If all you need to do is check the difference, rather than display or modify anything, then you don't need to do anything complicated with date_diff(). All you need to do is compare the number of seconds returned by get_post_time() for each date.

get_post_time() returns the Unix timestamp for the date, which is simply the number of seconds since January 1 1970. So if the difference between the two timestamps is greater than 86400 seconds, the difference is greater than 24 hours.

$difference = get_post_time( 'U', true ) - get_post_time( 'U', false );

if ( $difference > DAY_IN_SECONDS ) {
    // GMT date is over 24 hours more than post date.
}

The 'U' in this code tells get_post_time() to return the value as a Unix timestamp. It's the default value, but we need to set it to be able to set the second argument, which tells it whether to use the post_date or post_date_gmt.

In this example DAY_IN_SECONDS is a WordPress constant equal to 86400. Using it makes the code more readable, and you don't have to figure out what the number was supposed to mean later.

1
  • Thanks a lot man! The whole thing is working perfectly and your explanation is much more helpful than the official documentation! – RubenGeert May 12 '20 at 13:01

Your Answer

By clicking “Post Your Answer”, you agree to our terms of service, privacy policy and cookie policy

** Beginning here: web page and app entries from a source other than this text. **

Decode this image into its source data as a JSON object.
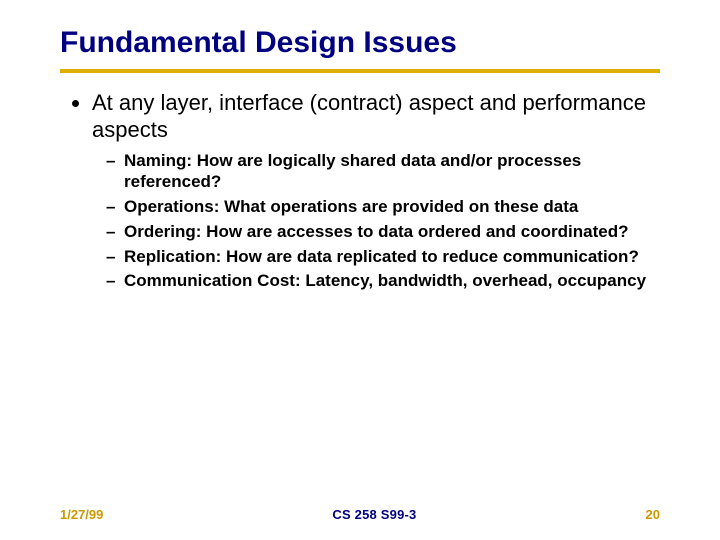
{
  "title": "Fundamental Design Issues",
  "main_bullet": "At any layer, interface (contract) aspect and performance aspects",
  "subpoints": [
    "Naming:  How are logically shared data and/or processes referenced?",
    "Operations: What operations are provided on these data",
    "Ordering:  How are accesses to data ordered and coordinated?",
    "Replication: How are data replicated to reduce communication?",
    "Communication Cost:  Latency, bandwidth, overhead, occupancy"
  ],
  "footer": {
    "date": "1/27/99",
    "course": "CS 258 S99-3",
    "page": "20"
  }
}
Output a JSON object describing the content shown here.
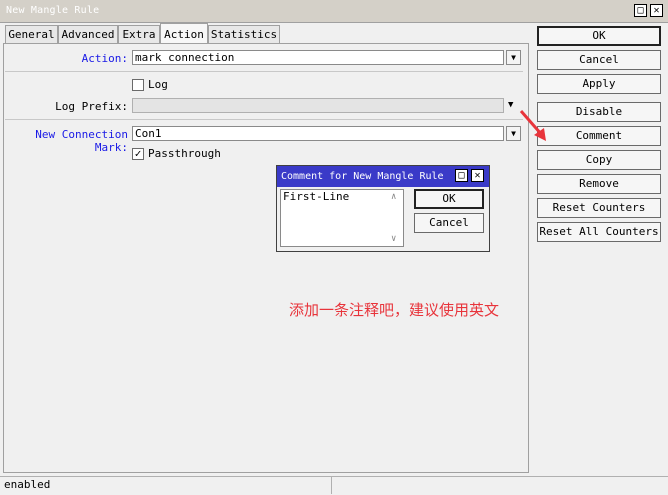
{
  "window": {
    "title": "New Mangle Rule",
    "maximize_icon": "maximize-icon",
    "close_icon": "close-icon"
  },
  "tabs": [
    {
      "label": "General"
    },
    {
      "label": "Advanced"
    },
    {
      "label": "Extra"
    },
    {
      "label": "Action",
      "active": true
    },
    {
      "label": "Statistics"
    }
  ],
  "form": {
    "action_label": "Action:",
    "action_value": "mark connection",
    "log_label": "Log",
    "log_checked": false,
    "log_prefix_label": "Log Prefix:",
    "log_prefix_value": "",
    "new_connection_mark_label": "New Connection Mark:",
    "new_connection_mark_value": "Con1",
    "passthrough_label": "Passthrough",
    "passthrough_checked": true
  },
  "side_buttons": {
    "ok": "OK",
    "cancel": "Cancel",
    "apply": "Apply",
    "disable": "Disable",
    "comment": "Comment",
    "copy": "Copy",
    "remove": "Remove",
    "reset_counters": "Reset Counters",
    "reset_all_counters": "Reset All Counters"
  },
  "dialog": {
    "title": "Comment for New Mangle Rule",
    "comment_text": "First-Line",
    "ok_label": "OK",
    "cancel_label": "Cancel"
  },
  "annotation": {
    "text": "添加一条注释吧，建议使用英文",
    "color": "#e8343b"
  },
  "status": {
    "state": "enabled"
  },
  "colors": {
    "label_blue": "#1a1ae6",
    "dialog_title_bg": "#3a3ac8",
    "annotation_red": "#e8343b"
  }
}
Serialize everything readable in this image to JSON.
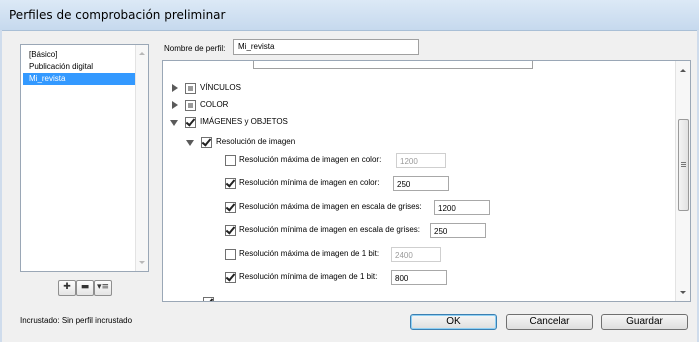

Not the answer you're looking for? Browse other questions tagged or ask your own question.